What happens if your child – knock on wood here – gets injured during training or competition? Who pays for this? What happens if your child suffers a career ending injury? What next? Can he or she continue their education? Ask all of these and make sure this is stipulated in the contract that they trumpet (when there are no letters of intent recognized locally).

Check the track record of the school, the program, the coach, and most especially, its alumni. Speak with them as much as possible. Learn from their advice. If you don’t know how to go about it, ask help from the sportswriters. They will put you in touch.

Tape all the proceedings when being recruited. Ask for copies of the contract. This is to avoid all the false promises and accusations of he said, she said. Keep records of all your meetings from the dates, locations, and the times.

If your son or daughter is being considered for a school, now that there are these stupid residency rules, ask for an escape clause in the event your child will not be a part of the seniors program. There is no one in this world who wants to sign long term contracts. Things change. Even our military men have to sign up again for a new tour of duty every few years.

Should there be a contract, make sure all the stipulations are on it. Make the school officials sign it, date it, and notarize it. Take pictures and video of it and of the school officials signing them. Of course, do not do this overtly.

Think about it when this athletic director offers to fix your child’s papers because he or she never finished high school or he or she is overage. What values are you imparting on your children – that cheating will get you ahead in the game?

Furthermore, know that collegiate athletes are the new professional athlete. Collegiate athletes are certainly more bankable than pro athletes. Of the sheer number of athletes performing today, how many have endorsements? Not a lot, right? And that begs the question of people asking to manage your child. Learn the business instead of asking someone else to bargain on your behalf.

Anyways, I just wanted to put things in perspective. Complicated, right? Who knew that choosing a school could be so complicated? But then again, it’s all about your child’s future.

Good luck and Godspeed.



  1. education must still be the priority after all. a great reminder for all parents out there who are dreaming "big" for their kids. Thanks for this timely post.

  2. That's why jerie pingoy still chose ateneo over feu... despite the 2yr residency to be implemented... he still chose the better education that he could have...

  3. You know, instead of implementing 2 year residency rules so that students are not lured by benefits and allowances by rival schools (a concern the AdU representative raised IIRC), why not just regulate benefits, allowances, or remove them altogether (i.e. scholarship lang ang benefit ng student-athlete)?

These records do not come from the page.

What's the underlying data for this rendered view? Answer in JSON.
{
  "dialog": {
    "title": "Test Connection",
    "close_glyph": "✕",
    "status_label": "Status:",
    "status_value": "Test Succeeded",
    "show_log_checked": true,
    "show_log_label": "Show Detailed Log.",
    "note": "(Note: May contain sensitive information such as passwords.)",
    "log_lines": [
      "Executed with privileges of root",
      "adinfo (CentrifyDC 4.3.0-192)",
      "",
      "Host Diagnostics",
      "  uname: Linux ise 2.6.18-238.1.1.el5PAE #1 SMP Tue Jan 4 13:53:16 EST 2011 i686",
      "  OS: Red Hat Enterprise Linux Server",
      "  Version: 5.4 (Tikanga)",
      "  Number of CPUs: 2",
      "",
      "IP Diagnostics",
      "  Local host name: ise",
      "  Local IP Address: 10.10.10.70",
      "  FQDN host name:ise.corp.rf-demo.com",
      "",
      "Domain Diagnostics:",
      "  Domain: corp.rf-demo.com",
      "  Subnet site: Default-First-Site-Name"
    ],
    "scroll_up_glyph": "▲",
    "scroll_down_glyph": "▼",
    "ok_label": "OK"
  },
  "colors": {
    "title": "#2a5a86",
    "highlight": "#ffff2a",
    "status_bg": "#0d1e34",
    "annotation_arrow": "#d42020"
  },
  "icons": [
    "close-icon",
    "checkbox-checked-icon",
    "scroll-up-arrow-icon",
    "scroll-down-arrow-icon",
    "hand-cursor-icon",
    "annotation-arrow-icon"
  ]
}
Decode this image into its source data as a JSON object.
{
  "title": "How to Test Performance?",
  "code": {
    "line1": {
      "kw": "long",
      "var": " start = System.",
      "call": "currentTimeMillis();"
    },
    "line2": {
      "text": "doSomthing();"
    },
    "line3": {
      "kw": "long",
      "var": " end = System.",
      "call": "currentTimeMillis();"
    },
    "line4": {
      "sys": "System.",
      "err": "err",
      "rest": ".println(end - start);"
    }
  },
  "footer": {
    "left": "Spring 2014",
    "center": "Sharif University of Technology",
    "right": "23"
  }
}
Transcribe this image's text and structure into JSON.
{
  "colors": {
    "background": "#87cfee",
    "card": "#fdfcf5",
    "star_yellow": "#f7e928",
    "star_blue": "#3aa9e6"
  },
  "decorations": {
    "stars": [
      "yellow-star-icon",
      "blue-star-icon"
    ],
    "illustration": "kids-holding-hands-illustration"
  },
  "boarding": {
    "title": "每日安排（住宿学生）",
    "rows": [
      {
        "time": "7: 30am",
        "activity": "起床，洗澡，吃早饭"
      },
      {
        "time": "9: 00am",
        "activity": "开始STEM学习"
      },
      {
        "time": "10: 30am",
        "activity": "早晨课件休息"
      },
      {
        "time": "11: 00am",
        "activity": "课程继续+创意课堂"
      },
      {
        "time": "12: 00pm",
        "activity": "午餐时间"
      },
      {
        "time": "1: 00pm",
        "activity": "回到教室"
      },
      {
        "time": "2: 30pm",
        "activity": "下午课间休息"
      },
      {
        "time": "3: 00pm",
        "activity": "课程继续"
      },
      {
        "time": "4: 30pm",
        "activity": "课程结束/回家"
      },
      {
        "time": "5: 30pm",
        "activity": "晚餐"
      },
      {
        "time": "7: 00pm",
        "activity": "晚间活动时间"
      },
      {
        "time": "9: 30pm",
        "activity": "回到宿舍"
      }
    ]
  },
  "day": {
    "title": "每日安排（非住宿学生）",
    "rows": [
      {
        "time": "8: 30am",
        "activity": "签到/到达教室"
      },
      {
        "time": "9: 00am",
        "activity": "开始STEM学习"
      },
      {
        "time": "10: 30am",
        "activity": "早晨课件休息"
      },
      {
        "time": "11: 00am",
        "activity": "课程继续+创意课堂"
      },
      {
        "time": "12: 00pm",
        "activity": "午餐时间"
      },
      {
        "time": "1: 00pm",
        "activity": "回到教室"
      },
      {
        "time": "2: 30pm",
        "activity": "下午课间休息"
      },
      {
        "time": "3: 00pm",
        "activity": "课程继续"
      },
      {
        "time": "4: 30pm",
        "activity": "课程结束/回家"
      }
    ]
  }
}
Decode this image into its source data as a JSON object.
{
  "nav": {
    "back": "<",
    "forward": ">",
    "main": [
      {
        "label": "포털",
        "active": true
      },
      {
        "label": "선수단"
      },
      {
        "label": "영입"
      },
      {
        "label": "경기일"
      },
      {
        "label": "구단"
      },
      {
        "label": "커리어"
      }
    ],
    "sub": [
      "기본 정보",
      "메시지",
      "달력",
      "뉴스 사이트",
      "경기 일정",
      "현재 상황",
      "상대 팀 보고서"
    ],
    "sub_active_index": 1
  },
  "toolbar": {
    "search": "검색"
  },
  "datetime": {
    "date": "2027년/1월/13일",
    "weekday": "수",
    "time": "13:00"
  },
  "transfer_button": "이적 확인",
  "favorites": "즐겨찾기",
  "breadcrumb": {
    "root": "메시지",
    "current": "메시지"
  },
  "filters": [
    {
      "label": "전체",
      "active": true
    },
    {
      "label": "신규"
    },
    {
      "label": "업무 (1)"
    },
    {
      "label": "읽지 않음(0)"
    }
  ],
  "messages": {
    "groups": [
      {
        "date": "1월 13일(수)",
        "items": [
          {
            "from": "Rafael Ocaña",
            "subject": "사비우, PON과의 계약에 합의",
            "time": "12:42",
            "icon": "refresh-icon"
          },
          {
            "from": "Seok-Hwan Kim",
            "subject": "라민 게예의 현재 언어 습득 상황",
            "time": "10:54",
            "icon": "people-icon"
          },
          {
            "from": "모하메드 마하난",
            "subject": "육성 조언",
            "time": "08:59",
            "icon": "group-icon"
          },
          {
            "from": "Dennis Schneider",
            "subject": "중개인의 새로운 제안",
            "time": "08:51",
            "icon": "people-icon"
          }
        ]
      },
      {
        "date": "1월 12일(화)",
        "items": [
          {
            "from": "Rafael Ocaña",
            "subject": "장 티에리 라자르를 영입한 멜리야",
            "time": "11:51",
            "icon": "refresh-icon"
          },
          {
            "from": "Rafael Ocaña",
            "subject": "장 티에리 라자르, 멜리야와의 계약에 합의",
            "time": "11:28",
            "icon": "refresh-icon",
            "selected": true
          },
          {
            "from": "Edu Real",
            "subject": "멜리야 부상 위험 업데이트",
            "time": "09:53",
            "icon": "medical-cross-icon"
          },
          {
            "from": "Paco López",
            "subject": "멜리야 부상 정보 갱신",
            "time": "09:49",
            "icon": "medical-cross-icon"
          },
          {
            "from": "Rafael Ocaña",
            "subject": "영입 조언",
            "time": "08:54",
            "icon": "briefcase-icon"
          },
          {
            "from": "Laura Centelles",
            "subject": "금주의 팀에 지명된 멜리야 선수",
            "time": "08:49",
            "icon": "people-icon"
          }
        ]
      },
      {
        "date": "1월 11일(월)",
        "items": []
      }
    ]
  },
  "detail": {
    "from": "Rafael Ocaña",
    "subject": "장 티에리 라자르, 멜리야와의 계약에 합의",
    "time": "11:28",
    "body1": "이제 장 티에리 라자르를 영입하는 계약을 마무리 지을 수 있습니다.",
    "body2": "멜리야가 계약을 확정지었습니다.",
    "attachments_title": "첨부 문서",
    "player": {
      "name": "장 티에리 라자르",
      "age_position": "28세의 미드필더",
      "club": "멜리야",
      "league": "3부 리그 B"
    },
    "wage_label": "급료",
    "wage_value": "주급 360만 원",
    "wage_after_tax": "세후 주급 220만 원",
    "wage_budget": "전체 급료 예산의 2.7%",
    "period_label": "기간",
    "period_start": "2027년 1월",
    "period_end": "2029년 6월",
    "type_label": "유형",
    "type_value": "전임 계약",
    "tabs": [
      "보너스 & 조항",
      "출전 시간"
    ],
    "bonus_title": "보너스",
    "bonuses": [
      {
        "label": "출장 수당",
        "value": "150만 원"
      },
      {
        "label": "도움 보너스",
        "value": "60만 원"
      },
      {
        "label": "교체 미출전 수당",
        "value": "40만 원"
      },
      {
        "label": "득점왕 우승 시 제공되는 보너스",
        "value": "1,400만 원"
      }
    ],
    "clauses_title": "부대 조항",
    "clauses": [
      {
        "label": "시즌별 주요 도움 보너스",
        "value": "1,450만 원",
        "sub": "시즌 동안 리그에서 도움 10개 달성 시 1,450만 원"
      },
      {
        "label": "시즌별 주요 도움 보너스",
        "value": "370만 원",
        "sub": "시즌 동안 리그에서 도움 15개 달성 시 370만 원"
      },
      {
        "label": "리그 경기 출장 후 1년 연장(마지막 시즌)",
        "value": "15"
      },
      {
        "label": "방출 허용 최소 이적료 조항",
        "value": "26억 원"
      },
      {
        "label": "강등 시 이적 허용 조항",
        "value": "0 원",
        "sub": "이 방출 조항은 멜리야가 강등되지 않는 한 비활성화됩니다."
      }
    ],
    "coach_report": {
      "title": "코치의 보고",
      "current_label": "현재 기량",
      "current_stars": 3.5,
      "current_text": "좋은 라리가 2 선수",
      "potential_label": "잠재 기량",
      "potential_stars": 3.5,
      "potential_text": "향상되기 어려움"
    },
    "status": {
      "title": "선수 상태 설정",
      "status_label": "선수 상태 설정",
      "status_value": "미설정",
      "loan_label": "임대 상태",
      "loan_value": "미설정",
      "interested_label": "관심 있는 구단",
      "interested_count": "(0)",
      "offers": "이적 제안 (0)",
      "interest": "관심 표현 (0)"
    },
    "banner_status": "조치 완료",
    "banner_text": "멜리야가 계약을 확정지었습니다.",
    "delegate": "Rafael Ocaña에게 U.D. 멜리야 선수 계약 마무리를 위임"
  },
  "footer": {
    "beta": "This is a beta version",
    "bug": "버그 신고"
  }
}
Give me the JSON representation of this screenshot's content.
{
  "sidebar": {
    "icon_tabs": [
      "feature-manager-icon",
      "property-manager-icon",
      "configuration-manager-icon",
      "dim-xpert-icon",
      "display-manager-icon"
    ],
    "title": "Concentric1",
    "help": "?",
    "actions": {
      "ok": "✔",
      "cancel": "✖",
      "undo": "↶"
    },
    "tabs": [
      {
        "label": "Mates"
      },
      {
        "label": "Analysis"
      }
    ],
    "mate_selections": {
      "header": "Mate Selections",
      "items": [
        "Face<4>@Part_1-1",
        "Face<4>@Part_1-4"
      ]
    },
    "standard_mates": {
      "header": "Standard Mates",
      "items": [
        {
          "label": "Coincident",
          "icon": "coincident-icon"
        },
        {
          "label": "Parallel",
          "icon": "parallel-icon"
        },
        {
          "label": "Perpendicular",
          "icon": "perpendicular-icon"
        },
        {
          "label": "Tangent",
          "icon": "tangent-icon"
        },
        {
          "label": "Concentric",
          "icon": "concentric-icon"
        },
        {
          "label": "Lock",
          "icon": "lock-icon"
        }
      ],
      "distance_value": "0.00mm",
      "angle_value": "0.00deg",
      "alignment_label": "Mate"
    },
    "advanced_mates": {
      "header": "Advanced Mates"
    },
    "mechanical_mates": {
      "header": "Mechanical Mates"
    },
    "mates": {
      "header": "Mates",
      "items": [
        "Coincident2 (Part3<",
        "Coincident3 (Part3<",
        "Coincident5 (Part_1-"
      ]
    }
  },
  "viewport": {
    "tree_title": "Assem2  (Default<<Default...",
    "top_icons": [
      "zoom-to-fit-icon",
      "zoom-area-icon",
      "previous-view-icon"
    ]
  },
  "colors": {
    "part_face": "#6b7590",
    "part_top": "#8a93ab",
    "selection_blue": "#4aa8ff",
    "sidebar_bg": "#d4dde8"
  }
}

  4. This article should be translated in all dialects and published in all newspapers all over the country....